Comb through the entries for "Workwear" and pull out each line that holds it.

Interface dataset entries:
######
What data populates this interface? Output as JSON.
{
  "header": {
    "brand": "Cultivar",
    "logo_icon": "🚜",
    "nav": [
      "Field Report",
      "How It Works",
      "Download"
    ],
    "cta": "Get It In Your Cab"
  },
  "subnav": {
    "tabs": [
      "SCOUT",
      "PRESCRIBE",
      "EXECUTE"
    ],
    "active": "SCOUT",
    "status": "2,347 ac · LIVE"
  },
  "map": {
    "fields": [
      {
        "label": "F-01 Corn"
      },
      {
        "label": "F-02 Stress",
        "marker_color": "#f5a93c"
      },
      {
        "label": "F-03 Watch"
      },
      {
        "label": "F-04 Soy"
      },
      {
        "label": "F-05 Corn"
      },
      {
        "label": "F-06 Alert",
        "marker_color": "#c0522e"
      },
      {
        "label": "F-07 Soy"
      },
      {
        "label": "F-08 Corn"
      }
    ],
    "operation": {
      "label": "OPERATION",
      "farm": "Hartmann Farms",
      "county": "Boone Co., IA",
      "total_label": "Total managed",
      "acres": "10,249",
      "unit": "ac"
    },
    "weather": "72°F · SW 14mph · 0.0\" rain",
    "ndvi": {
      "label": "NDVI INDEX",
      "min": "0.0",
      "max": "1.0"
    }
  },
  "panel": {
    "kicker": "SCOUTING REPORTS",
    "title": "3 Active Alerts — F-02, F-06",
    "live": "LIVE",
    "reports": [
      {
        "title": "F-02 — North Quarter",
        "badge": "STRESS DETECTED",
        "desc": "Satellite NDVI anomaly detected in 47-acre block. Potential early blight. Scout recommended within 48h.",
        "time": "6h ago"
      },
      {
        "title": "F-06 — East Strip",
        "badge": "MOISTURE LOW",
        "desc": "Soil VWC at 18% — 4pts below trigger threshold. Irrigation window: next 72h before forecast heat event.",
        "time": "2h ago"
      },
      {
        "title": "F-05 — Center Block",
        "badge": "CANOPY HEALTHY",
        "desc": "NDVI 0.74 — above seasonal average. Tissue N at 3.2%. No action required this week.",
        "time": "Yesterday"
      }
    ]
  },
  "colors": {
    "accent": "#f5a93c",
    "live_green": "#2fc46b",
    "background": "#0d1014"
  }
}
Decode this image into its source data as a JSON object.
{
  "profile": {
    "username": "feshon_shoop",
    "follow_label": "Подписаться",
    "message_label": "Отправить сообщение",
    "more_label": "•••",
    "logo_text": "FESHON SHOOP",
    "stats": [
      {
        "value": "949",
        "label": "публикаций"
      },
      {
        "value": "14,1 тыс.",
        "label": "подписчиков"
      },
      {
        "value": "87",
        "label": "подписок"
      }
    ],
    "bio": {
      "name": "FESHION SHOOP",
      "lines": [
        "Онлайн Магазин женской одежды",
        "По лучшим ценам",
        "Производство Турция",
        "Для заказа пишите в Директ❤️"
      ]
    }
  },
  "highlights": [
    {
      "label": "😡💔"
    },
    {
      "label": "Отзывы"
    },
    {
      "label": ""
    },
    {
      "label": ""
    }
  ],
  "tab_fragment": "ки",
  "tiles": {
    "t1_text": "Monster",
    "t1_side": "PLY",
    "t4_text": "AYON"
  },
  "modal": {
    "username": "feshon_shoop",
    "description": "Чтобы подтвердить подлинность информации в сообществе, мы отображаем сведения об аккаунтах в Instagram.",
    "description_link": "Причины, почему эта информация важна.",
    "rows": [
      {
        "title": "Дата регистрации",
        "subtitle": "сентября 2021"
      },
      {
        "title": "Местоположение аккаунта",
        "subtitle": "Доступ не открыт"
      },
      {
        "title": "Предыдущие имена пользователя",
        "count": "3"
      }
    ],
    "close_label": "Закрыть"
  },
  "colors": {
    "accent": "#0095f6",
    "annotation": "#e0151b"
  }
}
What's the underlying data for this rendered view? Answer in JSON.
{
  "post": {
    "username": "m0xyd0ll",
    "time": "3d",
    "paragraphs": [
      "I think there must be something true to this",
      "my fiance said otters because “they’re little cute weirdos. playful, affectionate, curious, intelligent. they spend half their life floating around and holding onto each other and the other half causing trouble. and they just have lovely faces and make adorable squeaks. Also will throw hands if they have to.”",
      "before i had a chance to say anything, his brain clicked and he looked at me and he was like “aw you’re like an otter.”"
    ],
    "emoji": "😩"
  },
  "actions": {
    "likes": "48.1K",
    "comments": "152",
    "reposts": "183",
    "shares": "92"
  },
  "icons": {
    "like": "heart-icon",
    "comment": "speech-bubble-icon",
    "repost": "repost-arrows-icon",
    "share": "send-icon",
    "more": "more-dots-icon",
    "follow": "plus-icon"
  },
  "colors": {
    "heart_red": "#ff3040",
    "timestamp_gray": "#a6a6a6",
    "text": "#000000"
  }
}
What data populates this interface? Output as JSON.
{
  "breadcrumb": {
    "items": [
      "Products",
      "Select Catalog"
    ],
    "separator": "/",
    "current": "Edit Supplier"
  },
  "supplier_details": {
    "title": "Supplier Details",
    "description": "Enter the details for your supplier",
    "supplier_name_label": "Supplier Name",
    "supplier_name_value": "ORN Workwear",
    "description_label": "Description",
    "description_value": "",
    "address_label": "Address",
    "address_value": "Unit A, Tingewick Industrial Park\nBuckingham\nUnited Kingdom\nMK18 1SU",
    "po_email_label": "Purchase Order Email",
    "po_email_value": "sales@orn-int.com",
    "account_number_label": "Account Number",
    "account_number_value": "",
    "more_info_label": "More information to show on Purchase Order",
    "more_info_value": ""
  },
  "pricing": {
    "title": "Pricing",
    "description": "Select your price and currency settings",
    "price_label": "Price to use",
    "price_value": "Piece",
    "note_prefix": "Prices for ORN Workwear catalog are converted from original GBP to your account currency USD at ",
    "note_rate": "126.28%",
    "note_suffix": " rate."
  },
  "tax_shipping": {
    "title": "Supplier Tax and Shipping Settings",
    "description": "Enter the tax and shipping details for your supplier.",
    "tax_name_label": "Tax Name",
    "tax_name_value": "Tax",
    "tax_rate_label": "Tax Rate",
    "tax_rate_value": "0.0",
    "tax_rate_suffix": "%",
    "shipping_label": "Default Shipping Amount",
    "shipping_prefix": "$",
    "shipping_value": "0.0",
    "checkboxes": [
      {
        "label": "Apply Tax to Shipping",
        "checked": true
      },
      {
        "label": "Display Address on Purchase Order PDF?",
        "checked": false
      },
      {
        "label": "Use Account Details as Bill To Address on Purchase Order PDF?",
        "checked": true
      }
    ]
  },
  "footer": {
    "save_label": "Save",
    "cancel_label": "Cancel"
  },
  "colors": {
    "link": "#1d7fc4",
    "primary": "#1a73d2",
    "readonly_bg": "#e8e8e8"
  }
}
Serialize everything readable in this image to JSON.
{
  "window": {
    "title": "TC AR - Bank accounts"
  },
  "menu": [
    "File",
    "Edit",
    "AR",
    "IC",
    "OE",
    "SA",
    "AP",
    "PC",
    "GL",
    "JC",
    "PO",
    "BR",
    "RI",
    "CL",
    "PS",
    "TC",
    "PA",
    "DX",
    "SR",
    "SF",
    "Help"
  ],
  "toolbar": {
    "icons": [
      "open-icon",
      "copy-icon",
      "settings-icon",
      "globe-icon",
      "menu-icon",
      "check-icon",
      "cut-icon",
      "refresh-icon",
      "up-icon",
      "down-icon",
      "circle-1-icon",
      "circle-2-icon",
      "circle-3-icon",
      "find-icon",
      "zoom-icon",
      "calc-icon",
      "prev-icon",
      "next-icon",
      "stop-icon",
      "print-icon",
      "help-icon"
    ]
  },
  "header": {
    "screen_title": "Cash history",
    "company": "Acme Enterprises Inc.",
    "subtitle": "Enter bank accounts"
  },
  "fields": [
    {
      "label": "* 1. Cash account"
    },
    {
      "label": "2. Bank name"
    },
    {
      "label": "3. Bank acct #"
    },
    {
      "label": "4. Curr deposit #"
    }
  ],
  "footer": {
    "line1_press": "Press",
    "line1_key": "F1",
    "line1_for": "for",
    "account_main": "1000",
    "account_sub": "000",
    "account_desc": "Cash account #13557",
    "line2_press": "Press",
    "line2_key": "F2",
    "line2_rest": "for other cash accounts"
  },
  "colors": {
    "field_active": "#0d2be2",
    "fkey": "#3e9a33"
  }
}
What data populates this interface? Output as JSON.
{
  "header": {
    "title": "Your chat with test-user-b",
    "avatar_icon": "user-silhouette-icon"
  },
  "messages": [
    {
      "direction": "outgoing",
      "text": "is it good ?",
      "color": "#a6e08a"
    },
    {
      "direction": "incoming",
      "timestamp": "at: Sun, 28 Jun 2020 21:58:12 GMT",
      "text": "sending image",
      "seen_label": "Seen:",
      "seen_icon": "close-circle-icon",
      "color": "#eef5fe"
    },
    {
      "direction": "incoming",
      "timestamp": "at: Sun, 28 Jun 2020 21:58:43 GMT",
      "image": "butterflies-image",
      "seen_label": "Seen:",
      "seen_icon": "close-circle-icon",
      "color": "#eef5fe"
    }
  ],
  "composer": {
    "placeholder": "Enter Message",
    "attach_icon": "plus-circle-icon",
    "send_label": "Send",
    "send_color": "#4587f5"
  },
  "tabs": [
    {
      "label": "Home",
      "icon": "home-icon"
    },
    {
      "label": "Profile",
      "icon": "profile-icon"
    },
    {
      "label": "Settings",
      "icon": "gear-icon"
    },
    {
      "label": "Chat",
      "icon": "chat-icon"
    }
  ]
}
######
TASK OUTPUT →
    "supplier_name_value": "ORN Workwear",
    "note_prefix": "Prices for ORN Workwear catalog are converted from original GBP to your account currency USD at ",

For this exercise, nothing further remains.